Sweating is the main process by which horses keep their body temperature stable. Horse sweat is hypertonic, indicating that the salt (electrolyte) concentrations of the sweat are higher than in the horse’s body fluids. This is a wonderful definition, but what does it mean for the horse?
- Skin pinch test. Pinch a small piece of the skin in the neck or shoulder area. If it stays elevated more than a few seconds, dehydration is possible.
- Appearance of gums. If the gums look dry or reddened, dehydration is possible.
- Check eyes. Dull and glazed eyes may indicate dehydration.
- Capillary refill. Gently press, with one finger, on an area of the gum above the teeth. The area turns very pale. Release. Normal color should return in 1-4 seconds, if not, dehydration is possible

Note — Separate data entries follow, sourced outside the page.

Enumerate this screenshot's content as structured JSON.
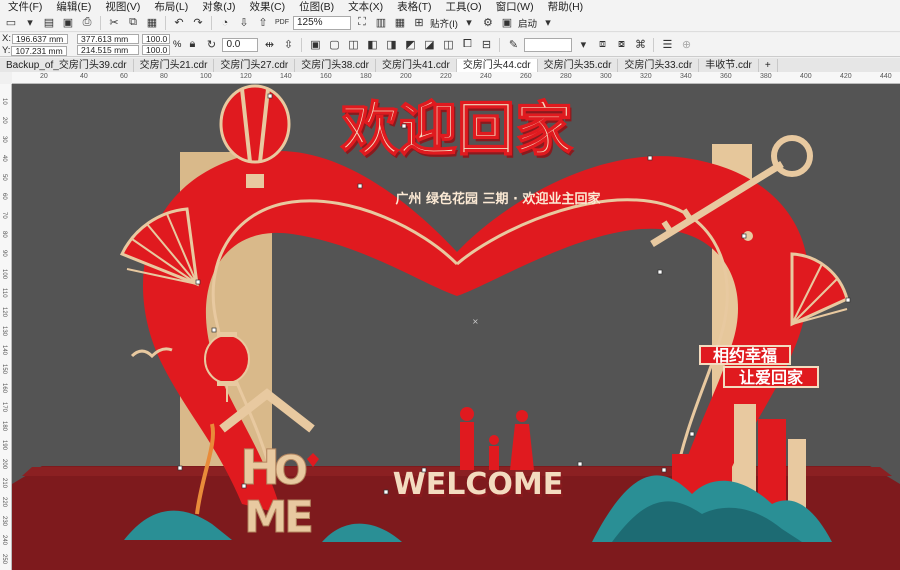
{
  "menu": [
    "文件(F)",
    "编辑(E)",
    "视图(V)",
    "布局(L)",
    "对象(J)",
    "效果(C)",
    "位图(B)",
    "文本(X)",
    "表格(T)",
    "工具(O)",
    "窗口(W)",
    "帮助(H)"
  ],
  "toolbar": {
    "zoom": "125%",
    "snap_label": "贴齐(I)",
    "launch_label": "启动"
  },
  "props": {
    "x": "196.637 mm",
    "y": "107.231 mm",
    "w": "377.613 mm",
    "h": "214.515 mm",
    "scale_w": "100.0",
    "scale_h": "100.0",
    "pct": "%",
    "angle": "0.0",
    "x_label": "X:",
    "y_label": "Y:"
  },
  "tabs": [
    {
      "label": "Backup_of_交房门头39.cdr",
      "active": false
    },
    {
      "label": "交房门头21.cdr",
      "active": false
    },
    {
      "label": "交房门头27.cdr",
      "active": false
    },
    {
      "label": "交房门头38.cdr",
      "active": false
    },
    {
      "label": "交房门头41.cdr",
      "active": false
    },
    {
      "label": "交房门头44.cdr",
      "active": true
    },
    {
      "label": "交房门头35.cdr",
      "active": false
    },
    {
      "label": "交房门头33.cdr",
      "active": false
    },
    {
      "label": "丰收节.cdr",
      "active": false
    }
  ],
  "ruler_ticks": [
    "20",
    "40",
    "60",
    "80",
    "100",
    "120",
    "140",
    "160",
    "180",
    "200",
    "220",
    "240",
    "260",
    "280",
    "300",
    "320",
    "340",
    "360",
    "380",
    "400",
    "420",
    "440"
  ],
  "ruler_vticks": [
    "10",
    "20",
    "30",
    "40",
    "50",
    "60",
    "70",
    "80",
    "90",
    "100",
    "110",
    "120",
    "130",
    "140",
    "150",
    "160",
    "170",
    "180",
    "190",
    "200",
    "210",
    "220",
    "230",
    "240",
    "250"
  ],
  "artwork": {
    "title": "欢迎回家",
    "subtitle": "广州 绿色花园 三期 · 欢迎业主回家",
    "slogan1": "相约幸福",
    "slogan2": "让爱回家",
    "welcome": "WELCOME",
    "home_h": "H",
    "home_o": "O",
    "home_m": "M",
    "home_e": "E",
    "colors": {
      "red": "#e01a1f",
      "gold": "#e8c9a0",
      "dark": "#8a1a1e",
      "teal": "#2a8f95"
    }
  }
}
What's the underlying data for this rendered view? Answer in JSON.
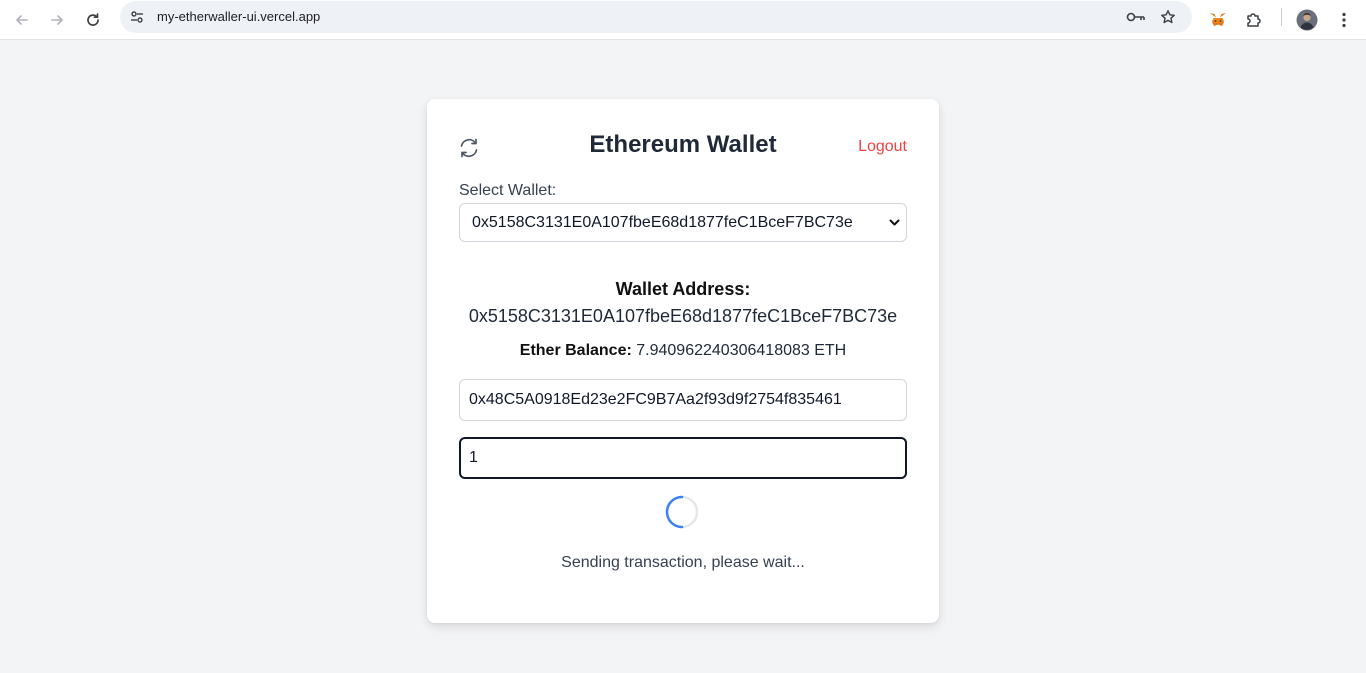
{
  "browser": {
    "url": "my-etherwaller-ui.vercel.app",
    "icons": [
      "back-icon",
      "forward-icon",
      "reload-icon",
      "site-settings-icon",
      "password-key-icon",
      "bookmark-star-icon",
      "metamask-fox-icon",
      "extensions-puzzle-icon",
      "profile-avatar",
      "more-menu-icon"
    ]
  },
  "wallet": {
    "title": "Ethereum Wallet",
    "logout_label": "Logout",
    "select_label": "Select Wallet:",
    "selected_wallet": "0x5158C3131E0A107fbeE68d1877feC1BceF7BC73e",
    "address_label": "Wallet Address:",
    "address_value": "0x5158C3131E0A107fbeE68d1877feC1BceF7BC73e",
    "balance_label": "Ether Balance:",
    "balance_value": "7.940962240306418083 ETH",
    "recipient_value": "0x48C5A0918Ed23e2FC9B7Aa2f93d9f2754f835461",
    "amount_value": "1",
    "status_text": "Sending transaction, please wait..."
  },
  "colors": {
    "logout": "#ef4444",
    "page_bg": "#f3f4f6",
    "spinner": "#3b82f6"
  }
}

- You can also check for thick lathered sweat, shallow panting and body temperature over 102 degrees F, which are all signs of dehydration.